+++ SUPPLIED DATA
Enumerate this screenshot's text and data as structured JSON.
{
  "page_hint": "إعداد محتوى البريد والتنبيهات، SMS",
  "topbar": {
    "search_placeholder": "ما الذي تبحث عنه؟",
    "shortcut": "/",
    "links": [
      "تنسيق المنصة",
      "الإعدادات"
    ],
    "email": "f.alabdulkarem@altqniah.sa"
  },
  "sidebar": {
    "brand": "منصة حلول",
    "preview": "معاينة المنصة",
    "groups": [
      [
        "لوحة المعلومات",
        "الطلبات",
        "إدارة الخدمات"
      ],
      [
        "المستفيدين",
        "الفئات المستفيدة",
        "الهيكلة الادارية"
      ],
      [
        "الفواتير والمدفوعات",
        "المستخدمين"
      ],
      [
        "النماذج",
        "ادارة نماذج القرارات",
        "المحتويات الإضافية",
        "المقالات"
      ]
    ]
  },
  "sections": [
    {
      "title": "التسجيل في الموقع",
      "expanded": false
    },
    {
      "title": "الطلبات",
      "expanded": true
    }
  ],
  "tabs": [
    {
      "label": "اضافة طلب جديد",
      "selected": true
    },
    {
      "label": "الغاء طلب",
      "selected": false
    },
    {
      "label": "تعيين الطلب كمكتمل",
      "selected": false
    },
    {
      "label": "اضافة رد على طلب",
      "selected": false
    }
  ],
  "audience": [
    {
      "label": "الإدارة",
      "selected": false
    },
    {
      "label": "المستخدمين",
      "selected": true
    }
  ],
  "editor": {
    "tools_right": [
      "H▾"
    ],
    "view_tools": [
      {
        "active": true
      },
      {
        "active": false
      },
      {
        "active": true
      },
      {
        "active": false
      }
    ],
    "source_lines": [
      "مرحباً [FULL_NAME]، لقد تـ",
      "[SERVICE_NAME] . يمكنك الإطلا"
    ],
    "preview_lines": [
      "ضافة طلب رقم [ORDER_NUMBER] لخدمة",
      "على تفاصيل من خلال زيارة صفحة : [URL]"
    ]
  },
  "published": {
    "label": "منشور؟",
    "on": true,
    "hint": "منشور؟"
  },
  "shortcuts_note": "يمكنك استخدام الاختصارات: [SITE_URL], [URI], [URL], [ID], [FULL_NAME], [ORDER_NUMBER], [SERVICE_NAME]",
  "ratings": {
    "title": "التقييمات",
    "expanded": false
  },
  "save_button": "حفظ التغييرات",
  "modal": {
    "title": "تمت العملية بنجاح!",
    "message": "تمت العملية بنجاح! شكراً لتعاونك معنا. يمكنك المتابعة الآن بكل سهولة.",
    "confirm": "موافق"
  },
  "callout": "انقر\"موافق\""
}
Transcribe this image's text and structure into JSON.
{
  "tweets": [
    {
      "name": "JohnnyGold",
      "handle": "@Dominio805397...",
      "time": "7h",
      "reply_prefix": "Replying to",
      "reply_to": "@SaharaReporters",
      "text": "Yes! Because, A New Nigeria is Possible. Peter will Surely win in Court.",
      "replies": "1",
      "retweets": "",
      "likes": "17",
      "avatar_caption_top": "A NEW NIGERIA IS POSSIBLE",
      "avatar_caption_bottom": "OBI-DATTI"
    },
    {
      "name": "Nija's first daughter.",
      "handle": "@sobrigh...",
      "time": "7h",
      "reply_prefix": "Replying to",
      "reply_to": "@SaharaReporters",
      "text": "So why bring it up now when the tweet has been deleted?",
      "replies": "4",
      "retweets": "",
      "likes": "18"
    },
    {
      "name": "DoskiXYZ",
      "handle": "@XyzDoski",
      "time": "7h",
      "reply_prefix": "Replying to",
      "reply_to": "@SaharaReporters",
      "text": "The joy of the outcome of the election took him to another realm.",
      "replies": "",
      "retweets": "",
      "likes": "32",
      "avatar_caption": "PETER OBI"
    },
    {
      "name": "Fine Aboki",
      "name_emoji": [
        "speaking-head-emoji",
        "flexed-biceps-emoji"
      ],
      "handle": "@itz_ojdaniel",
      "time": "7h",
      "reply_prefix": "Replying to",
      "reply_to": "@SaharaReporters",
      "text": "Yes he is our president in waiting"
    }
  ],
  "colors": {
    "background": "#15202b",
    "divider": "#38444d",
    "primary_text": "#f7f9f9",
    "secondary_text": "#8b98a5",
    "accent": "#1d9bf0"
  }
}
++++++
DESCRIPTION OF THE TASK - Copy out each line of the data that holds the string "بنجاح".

OUTPUT OF THE EXERCISE -
    "title": "تمت العملية بنجاح!",
    "message": "تمت العملية بنجاح! شكراً لتعاونك معنا. يمكنك المتابعة الآن بكل سهولة.",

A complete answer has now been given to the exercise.